  24. EXAMPLE: the teacher rewards students with free reading time whenever he/she considers that they have earned it through effort on their homework
    intermittent reinforcement: variable
  25. reinforcement is provided after a certain number of desirable behaviors is performed
    ratio reinforcement
  26. reinforcement is provided after the passage of a certain amount of time
    interval reinforcement
  27. students can predict that reinforcement will occur (fixed) after they perform a certain number of desirable behaviors (ratio)
    fixed ratio
  28. students can predic that reinforcement will occur (fixed) after a certain amount of time has elapsed (interval)
    fixed interval
  29. students cannot predict (variable) the exact number of desirable behaviors (ratio) that is necessary for reinforcement to occur
    variable ratio
  30. students cannot predict (variable) the exact amount of time (interval) that needs to elapse for reinforcement to occur
    variable interval
  31. using signals to indicate that a certain response is desirable or undesirable (flicking lights on and off)
  32. operant conditioning method that teaches new behaviors by reinforcing successive approximations toward the target behavior
  33. making a verbal or written contract between teacher and student where the student agrees to behave acceptably and the teacher agrees to provide incentive
    contigency contracting
  34. "people have a heirarchy of reinforcers and more prefered activities reinforce less prefered activities"
    Premack Principle
  35. focuses on learning that has been observed from others or observing the consequences of others
    sociocognitive learning
  36. model of human memory and learning that explains how info enters our memory system, is processed, stored, and finally retrieved to complete learning tasks
    information processing model
  37. sights, sounds, smell (raw input)
    content in sensory memory
  38. symbols, words, ideas, images (meaningful)
    content in short-term memory
  39. 1-3 seconds
    duration of info in sensory memory
  40. 15-30 seconds

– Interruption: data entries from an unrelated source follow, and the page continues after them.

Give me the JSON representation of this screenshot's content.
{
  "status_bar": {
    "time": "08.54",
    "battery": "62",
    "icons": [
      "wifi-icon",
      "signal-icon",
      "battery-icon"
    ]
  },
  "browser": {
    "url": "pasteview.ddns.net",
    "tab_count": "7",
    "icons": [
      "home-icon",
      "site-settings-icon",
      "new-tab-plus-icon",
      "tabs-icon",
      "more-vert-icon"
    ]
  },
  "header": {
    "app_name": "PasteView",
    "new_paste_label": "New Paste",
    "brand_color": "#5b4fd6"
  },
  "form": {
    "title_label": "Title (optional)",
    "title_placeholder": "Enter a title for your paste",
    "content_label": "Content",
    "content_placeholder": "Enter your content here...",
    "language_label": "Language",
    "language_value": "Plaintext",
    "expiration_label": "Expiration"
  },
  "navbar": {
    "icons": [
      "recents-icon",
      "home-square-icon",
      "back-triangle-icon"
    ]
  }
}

    duration of info in short-term
  41. cognitive processes: attention and perception
    sensory memory
  42. cognitive processes: storing, encoding

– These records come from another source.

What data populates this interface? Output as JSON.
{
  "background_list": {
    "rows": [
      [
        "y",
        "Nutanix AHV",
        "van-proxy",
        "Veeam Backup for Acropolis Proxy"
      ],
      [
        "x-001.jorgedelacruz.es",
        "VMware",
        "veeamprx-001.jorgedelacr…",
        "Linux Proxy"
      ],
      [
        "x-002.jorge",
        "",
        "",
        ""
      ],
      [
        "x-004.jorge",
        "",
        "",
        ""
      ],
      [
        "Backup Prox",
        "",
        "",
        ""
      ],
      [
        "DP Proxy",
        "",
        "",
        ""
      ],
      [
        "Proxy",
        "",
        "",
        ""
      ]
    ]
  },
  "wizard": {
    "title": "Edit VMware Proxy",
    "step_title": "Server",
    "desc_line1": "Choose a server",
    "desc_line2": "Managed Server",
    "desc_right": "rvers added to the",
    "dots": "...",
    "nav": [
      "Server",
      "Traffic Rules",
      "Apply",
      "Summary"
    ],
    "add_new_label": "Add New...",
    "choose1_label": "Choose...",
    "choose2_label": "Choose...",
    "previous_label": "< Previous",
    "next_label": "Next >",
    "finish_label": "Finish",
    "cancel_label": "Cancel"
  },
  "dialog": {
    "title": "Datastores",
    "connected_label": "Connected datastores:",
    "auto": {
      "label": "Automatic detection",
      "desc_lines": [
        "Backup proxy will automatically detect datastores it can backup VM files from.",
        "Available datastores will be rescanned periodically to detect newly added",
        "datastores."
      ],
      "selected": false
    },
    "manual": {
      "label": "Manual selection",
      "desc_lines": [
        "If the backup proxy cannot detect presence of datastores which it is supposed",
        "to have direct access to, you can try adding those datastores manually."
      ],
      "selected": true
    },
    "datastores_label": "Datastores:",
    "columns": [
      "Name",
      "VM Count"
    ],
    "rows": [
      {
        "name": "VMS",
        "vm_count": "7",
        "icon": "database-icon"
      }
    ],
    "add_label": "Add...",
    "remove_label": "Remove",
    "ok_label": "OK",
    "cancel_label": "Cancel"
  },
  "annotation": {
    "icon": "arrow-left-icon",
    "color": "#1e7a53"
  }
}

    short-term memory
  43. combining seperate items into larger groups
  44. using one's prior knowlege to expand on a new idea, thereby storing more info than what was originally presented

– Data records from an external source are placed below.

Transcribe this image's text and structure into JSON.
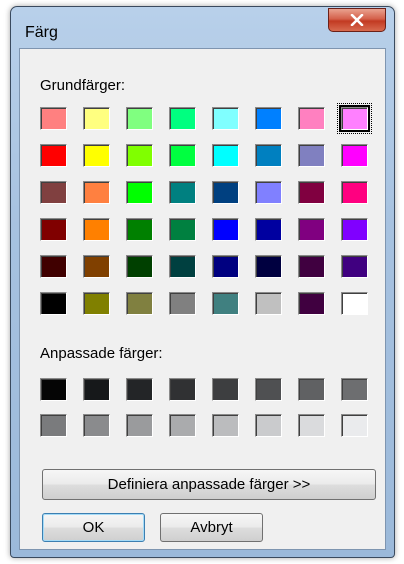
{
  "dialog": {
    "title": "Färg",
    "close_symbol": "×"
  },
  "basic_colors": {
    "label": "Grundfärger:",
    "selected_index": 7,
    "swatches": [
      "#ff8080",
      "#ffff80",
      "#80ff80",
      "#00ff80",
      "#80ffff",
      "#0080ff",
      "#ff80c0",
      "#ff80ff",
      "#ff0000",
      "#ffff00",
      "#80ff00",
      "#00ff40",
      "#00ffff",
      "#0080c0",
      "#8080c0",
      "#ff00ff",
      "#804040",
      "#ff8040",
      "#00ff00",
      "#008080",
      "#004080",
      "#8080ff",
      "#800040",
      "#ff0080",
      "#800000",
      "#ff8000",
      "#008000",
      "#008040",
      "#0000ff",
      "#0000a0",
      "#800080",
      "#8000ff",
      "#400000",
      "#804000",
      "#004000",
      "#004040",
      "#000080",
      "#000040",
      "#400040",
      "#400080",
      "#000000",
      "#808000",
      "#808040",
      "#808080",
      "#408080",
      "#c0c0c0",
      "#400040",
      "#ffffff"
    ]
  },
  "custom_colors": {
    "label": "Anpassade färger:",
    "swatches": [
      "#050505",
      "#16181a",
      "#232527",
      "#303133",
      "#3d3e40",
      "#4f5052",
      "#606163",
      "#6d6e70",
      "#7a7b7d",
      "#8a8b8d",
      "#9a9b9d",
      "#aaabad",
      "#bbbcbe",
      "#cacbcd",
      "#dadbdd",
      "#eaebed"
    ]
  },
  "buttons": {
    "define_custom": "Definiera anpassade färger >>",
    "ok": "OK",
    "cancel": "Avbryt"
  }
}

  45. providing an orderly structure to multiple pieces of information
  46. process of becoming aware of information in long-term memory and usually spreads from one idea to the next that is related to the first idea
    knowlege activation
  47. uses the info we have stored in long-term to construct a reasonable answer
    knowlege reconstruction
  48. organizational structures that are provided before new complex information is learned
    advance organizer
  49. stragedies to improve memory by encoding simple info into meaningful ways
  50. combining visual and auditory information
    dual processing
  51. how individuals construct knowlege in their mind
    individual constructivism
  52. where learners share individual perspectives with others to construct understandings together that would not be possible to construct individually
    social constructivism
  53. an individual's congnition about his/her cognition, or "knowing about knowing"
  54. occurs when something a person learns at one time influences how a person learns or performs in a later situation
  55. the type of thinking people apply to achieve a desired end state that is different from initial state
    problem solving
  56. attention, retention, production, motivation
    4 important processes in observational learning
  57. the generation of many nonstandard answers to a problem
    divergent thinking
  58. the standard way of answering questions and typically assessed by means of conventional intelligent tests
    convergent thinking
  59. when did the civil war begin? (knowlege); give a brief summary of the civil war in your own words (comprehension)
    low level thinking; Bloom's Taxonomy
  60. where would you position your troops at the battle of gettysburg? (application); can you think of several causes of the civil war? (analysis); synthesis; and evaluation
    higher level thinking; Bloom's Taxonomy
Card Set
Educational Psych Exam 2
This test will kick my ass.